As Tisserand and Balacs say in their book Essential Oil Safety:
Undiluted essential oils should not be applied to or very near the eyes. Great care should be taken, even with diluted essential oils.

The truth of the matter is that although essential oils are wonderful healing substances they are just too concentrated to be used in and around the eyes. So what do we do when we need eye care? Where do we turn for a natural remedy?

Eye Care| West Coast Institute of Aromatherapy

Well one alternative might be to use herbs and herbal teas. One could make an infusion of the tea and then dilute it down to be used in eye compresses, or now that so many herbal teas come in bags some herbalists advocate using the tea bags.

Another alternative, and one more of interest to me as an aromatherapist, is to use a hydrosol. Hydrosols, as the by product of any steam distillation process, are formed whenever plant material is distilled to form essential oils, however most aromatherapy suppliers will only carry a few of the more popular and versatile hydrosols.

Recently I had what certainly felt and looked like a stye forming on my left eye. I went straight for my Green Myrtle Hydrosol. I used an eye compress with the Green Myrtle Hydrosol and felt almost immediate relief. Overnight the little white bump almost disappeared and it was completely gone in another day. Certainly not anywhere as long as this quote “Styes can last from 1 to 2 weeks without treatment, or as little as 4 days if treated properly.” Well mine was gone in 2 days and all I used was the Green Myrtle Hydrosol in an eye compress and lightly sprayed around my eye. Yeah for Hydrosols!

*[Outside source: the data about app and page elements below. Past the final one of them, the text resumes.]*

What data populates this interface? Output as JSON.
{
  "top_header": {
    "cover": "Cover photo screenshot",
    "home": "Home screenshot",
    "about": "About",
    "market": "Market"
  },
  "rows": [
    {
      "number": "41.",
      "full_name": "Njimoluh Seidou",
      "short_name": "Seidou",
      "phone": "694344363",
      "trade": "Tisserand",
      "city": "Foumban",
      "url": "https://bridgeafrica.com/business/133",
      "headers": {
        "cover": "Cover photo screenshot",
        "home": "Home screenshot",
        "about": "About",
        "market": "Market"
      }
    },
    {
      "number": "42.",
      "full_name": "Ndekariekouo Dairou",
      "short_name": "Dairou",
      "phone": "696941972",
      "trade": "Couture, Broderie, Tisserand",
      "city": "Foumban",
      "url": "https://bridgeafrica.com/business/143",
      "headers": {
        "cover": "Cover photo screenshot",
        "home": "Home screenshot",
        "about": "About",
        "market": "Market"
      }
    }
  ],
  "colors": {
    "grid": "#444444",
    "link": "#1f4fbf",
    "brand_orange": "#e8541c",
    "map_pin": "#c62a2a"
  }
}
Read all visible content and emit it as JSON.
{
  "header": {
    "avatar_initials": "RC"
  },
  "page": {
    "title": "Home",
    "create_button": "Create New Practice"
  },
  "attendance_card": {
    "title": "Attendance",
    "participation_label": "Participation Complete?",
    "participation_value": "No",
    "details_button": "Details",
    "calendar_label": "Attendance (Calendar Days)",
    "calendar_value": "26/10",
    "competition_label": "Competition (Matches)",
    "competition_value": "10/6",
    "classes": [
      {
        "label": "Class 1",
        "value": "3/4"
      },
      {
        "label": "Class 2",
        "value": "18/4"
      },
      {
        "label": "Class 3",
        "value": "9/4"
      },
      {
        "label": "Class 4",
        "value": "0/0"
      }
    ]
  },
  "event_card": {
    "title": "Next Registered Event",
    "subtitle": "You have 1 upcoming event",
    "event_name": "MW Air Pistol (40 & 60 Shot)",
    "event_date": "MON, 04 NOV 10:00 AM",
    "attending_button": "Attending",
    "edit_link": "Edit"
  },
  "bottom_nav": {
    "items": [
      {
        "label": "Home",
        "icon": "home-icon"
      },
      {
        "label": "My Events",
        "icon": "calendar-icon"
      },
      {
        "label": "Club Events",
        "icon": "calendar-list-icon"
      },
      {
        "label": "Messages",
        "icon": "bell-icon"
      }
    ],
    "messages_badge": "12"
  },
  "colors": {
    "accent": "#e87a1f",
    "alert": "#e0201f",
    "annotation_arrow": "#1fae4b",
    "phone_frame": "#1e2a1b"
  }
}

So what are hydrosols?
The word hydrosol is derived from the Latin “hydro” meaning “water” and “sol” meaning “solution”. In aromatherapy hydrosols are also known as hydrolates or floral waters. In her book Hydrosols, The Next Aromatherapy, Suzanne Catty uses the following definition: “Hydrosols are the condensate water coproduced during steam- or hydro-distillation of plant material for aromatherapeutic purposes.”

While hydrosols consists mainly of water they do contain some of the water soluble micro molecules of essential oil as well as water soluble plant components and it is these micro molecules that imparts both the aroma and the therapeutic properties to the hydrosols. Because they are so much less concentrated than essential oils, they are very gentle compounds making them excellent for using on delicate tissues and around the eyes. While there are a number of different hydrosols that are gentle and effective for many different purposes and conditions Suzanne Catty only recommends four to be used as an eye wash (Green Myrtle, Roman Chamomile, German Chamomile and Cornflower). Once you start working with hydrosols you will find that there are a myriad of ways to use these gentle, but very effective substances. Hydrosols should be kept very cool or refrigerated and their shelf life will vary depending on the plant material it has been derived from, however many of the hydrosols that are freely available are quite stable and generally last around two years.